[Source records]
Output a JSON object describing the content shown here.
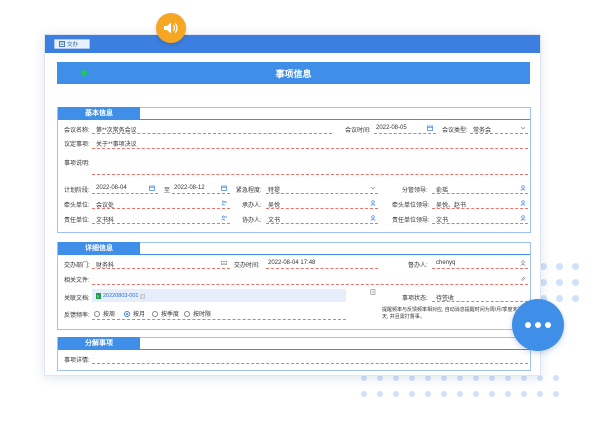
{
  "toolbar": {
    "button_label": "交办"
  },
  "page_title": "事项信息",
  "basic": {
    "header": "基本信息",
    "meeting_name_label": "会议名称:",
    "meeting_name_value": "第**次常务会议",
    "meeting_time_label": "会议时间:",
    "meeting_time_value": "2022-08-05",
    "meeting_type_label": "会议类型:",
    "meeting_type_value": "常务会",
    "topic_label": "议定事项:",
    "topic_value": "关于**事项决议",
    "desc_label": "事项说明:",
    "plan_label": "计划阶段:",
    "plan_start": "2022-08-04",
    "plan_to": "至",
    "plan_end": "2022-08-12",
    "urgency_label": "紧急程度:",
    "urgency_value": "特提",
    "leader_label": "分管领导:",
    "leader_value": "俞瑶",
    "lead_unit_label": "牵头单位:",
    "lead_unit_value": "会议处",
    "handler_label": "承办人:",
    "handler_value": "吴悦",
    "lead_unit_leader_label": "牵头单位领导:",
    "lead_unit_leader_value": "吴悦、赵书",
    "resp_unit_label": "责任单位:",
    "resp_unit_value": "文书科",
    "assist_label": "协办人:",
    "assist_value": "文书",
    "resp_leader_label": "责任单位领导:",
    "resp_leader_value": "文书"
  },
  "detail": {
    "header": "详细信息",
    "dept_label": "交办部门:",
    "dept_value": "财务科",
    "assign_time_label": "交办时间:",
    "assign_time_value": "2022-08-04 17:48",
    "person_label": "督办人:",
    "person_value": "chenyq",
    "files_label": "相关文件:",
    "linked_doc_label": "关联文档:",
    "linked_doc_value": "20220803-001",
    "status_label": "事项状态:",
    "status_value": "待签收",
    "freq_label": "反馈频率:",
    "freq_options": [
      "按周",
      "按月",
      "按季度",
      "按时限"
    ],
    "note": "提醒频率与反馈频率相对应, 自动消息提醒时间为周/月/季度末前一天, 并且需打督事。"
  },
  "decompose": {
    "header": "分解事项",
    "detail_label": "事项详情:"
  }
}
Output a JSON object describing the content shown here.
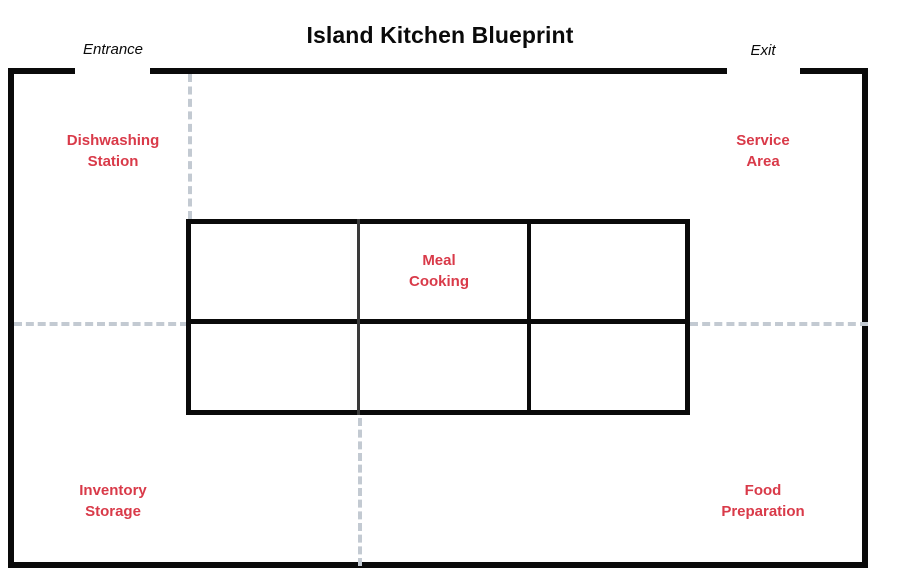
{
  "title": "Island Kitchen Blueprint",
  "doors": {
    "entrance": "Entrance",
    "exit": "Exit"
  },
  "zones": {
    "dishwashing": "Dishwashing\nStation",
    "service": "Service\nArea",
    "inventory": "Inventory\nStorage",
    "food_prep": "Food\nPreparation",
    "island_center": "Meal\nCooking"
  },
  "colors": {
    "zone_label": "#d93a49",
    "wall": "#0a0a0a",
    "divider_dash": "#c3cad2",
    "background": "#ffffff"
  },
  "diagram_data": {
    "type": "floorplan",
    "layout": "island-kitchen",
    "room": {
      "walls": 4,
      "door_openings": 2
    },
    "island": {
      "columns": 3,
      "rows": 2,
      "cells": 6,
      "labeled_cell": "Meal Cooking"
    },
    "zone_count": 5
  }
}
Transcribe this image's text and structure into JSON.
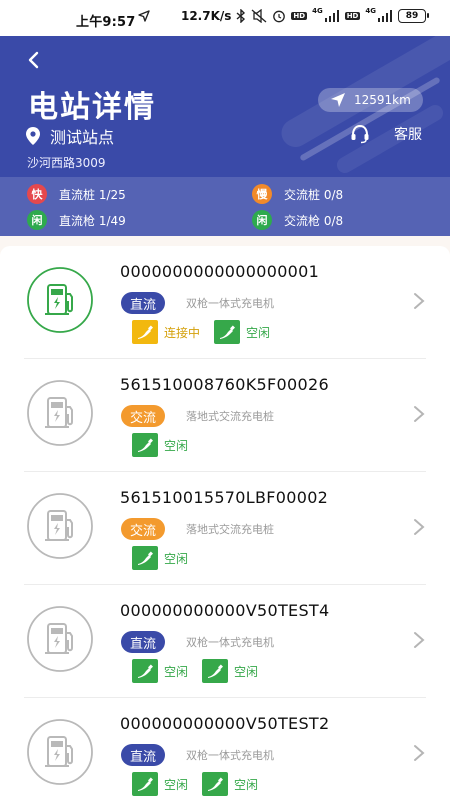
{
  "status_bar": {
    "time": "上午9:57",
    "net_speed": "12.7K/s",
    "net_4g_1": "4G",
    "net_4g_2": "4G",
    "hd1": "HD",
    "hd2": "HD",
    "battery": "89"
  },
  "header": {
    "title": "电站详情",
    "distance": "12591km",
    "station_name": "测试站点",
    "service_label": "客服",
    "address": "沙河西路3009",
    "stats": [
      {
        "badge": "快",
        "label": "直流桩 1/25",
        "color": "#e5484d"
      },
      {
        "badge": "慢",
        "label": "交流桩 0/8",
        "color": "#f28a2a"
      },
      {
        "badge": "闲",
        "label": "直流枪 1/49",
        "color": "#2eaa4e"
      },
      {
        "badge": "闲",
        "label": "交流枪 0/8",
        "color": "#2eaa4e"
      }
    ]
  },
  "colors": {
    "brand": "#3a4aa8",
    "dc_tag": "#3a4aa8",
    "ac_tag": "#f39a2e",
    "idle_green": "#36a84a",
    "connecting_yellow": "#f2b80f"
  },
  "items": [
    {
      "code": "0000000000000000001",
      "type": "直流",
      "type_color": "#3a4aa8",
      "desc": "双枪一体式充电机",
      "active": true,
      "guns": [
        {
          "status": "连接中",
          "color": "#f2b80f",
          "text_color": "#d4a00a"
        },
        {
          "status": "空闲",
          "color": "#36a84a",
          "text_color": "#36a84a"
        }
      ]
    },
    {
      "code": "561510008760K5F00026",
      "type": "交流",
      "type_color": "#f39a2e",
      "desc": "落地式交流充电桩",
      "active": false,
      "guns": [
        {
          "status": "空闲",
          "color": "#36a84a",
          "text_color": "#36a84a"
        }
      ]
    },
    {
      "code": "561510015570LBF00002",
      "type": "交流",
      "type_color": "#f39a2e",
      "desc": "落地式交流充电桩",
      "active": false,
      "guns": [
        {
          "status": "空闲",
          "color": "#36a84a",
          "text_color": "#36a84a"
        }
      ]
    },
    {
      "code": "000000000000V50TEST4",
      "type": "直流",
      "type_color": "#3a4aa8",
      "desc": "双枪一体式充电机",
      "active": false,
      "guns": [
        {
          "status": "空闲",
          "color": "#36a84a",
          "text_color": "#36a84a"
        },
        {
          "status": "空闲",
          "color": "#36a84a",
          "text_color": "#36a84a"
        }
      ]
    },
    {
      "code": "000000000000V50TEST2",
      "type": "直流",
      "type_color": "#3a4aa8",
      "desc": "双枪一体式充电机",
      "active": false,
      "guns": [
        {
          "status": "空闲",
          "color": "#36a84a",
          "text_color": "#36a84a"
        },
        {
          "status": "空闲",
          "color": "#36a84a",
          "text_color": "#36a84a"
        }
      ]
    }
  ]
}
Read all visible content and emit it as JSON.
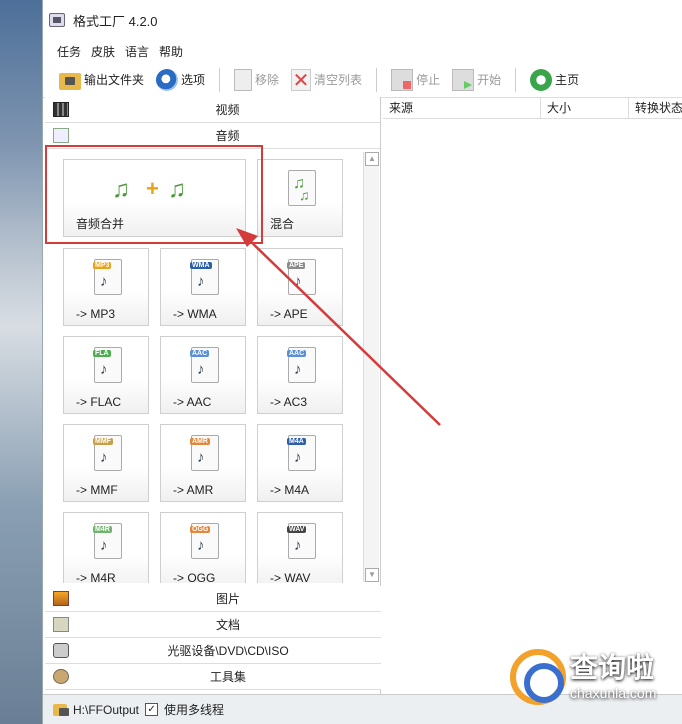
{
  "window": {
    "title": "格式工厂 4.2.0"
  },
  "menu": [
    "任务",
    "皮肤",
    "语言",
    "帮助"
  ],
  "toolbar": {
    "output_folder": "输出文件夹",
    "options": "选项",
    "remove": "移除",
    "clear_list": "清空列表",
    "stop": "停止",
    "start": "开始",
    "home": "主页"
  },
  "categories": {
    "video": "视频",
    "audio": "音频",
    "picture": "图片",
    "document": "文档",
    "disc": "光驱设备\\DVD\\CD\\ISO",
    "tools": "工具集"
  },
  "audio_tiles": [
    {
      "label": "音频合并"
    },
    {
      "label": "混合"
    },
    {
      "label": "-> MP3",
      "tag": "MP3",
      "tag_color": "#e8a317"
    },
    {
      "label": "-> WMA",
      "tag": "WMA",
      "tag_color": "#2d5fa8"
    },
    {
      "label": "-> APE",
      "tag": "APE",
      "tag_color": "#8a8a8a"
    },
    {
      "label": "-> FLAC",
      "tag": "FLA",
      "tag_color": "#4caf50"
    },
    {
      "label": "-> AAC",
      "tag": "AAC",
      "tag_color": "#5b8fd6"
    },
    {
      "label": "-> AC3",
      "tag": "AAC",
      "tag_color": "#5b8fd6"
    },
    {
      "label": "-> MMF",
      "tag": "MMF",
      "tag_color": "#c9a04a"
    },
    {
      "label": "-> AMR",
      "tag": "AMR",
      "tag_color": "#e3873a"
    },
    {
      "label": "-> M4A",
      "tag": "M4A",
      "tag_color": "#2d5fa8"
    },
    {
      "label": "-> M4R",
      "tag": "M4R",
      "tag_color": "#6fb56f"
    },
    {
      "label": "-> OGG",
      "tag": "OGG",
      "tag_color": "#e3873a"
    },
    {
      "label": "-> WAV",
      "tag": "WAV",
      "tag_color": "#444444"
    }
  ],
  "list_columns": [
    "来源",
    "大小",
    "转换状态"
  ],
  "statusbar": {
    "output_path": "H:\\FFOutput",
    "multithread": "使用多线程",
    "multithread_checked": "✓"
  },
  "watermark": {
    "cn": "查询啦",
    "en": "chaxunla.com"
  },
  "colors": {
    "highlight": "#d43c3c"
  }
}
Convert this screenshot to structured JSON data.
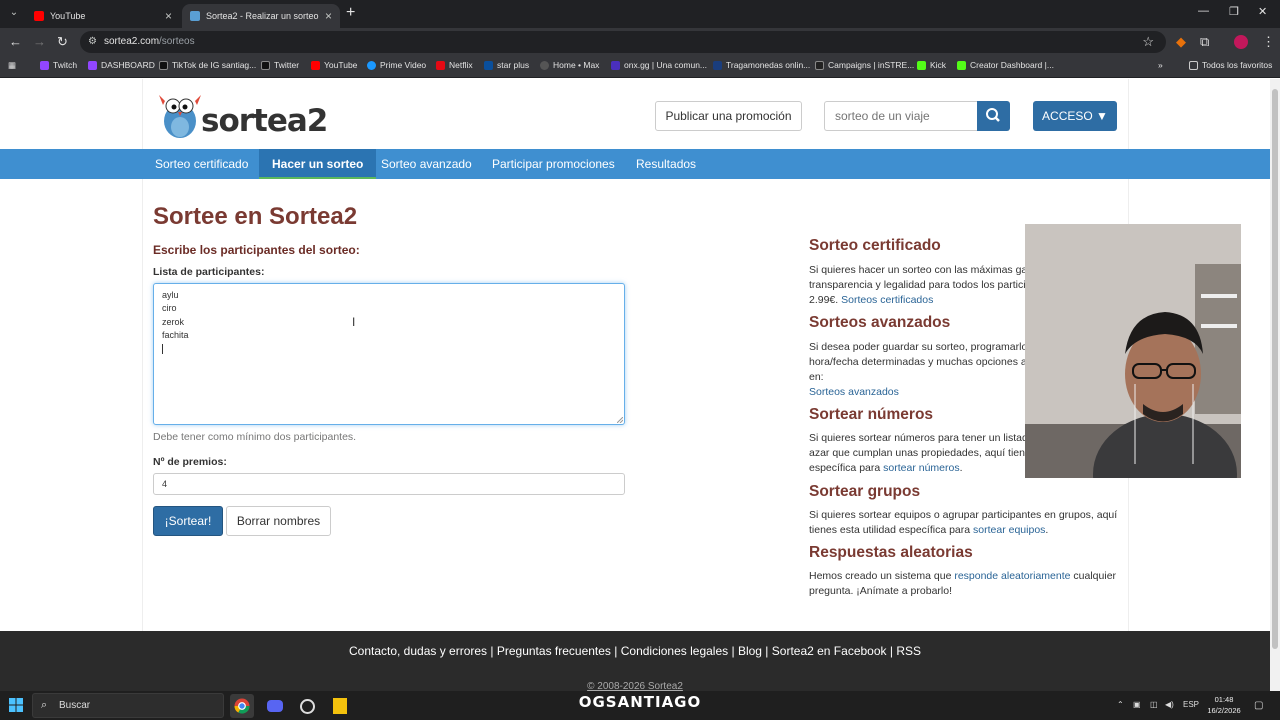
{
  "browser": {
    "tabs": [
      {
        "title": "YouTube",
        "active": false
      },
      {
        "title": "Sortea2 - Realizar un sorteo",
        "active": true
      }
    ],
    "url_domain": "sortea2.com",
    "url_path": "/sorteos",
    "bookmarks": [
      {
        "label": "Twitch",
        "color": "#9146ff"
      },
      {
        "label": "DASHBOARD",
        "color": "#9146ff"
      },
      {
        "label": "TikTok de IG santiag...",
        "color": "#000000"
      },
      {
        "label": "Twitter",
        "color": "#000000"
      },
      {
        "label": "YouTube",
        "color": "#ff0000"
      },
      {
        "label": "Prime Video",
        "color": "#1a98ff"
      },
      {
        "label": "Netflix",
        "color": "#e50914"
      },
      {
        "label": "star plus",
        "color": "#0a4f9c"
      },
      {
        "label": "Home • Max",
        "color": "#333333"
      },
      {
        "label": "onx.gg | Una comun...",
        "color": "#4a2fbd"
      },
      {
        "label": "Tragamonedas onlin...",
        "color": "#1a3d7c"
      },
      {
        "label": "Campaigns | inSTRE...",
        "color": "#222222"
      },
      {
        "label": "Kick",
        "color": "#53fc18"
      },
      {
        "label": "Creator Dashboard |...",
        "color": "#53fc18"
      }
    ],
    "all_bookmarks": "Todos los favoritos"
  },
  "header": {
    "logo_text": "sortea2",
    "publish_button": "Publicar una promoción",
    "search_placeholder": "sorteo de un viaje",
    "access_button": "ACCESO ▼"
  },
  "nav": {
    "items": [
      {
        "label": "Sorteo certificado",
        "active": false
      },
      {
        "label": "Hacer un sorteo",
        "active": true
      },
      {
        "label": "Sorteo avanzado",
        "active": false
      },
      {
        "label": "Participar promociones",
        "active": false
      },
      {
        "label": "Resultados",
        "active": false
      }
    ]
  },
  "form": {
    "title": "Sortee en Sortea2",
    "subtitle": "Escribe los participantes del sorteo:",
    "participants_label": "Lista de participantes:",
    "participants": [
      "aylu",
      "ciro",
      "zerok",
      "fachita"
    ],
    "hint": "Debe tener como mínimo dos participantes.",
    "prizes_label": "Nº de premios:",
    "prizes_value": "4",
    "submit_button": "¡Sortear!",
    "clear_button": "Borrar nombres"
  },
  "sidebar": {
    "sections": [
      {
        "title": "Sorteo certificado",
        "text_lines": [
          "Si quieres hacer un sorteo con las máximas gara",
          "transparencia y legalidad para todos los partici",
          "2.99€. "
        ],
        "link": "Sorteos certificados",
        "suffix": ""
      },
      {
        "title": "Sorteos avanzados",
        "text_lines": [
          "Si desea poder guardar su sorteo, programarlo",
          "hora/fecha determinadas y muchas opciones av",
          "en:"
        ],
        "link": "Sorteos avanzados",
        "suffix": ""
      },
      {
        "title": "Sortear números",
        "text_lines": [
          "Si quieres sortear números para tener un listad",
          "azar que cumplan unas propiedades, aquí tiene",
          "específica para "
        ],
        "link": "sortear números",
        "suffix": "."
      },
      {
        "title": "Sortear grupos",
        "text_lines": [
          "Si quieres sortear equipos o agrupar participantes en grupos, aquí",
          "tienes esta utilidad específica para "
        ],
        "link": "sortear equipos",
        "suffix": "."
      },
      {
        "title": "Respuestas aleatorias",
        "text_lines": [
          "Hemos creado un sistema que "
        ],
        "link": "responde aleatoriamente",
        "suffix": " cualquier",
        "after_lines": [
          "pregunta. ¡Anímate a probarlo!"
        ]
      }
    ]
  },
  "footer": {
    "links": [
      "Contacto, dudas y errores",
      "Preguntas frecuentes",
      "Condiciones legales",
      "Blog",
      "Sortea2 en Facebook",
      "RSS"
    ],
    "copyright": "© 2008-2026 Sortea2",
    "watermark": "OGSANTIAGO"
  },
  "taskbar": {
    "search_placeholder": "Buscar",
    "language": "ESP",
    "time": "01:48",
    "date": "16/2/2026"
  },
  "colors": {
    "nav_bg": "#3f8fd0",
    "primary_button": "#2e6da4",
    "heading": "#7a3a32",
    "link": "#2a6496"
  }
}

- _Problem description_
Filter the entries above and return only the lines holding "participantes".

- _Response to the exercise_
    "subtitle": "Escribe los participantes del sorteo:",
    "participants_label": "Lista de participantes:",
    "hint": "Debe tener como mínimo dos participantes.",
          "Si quieres sortear equipos o agrupar participantes en grupos, aquí",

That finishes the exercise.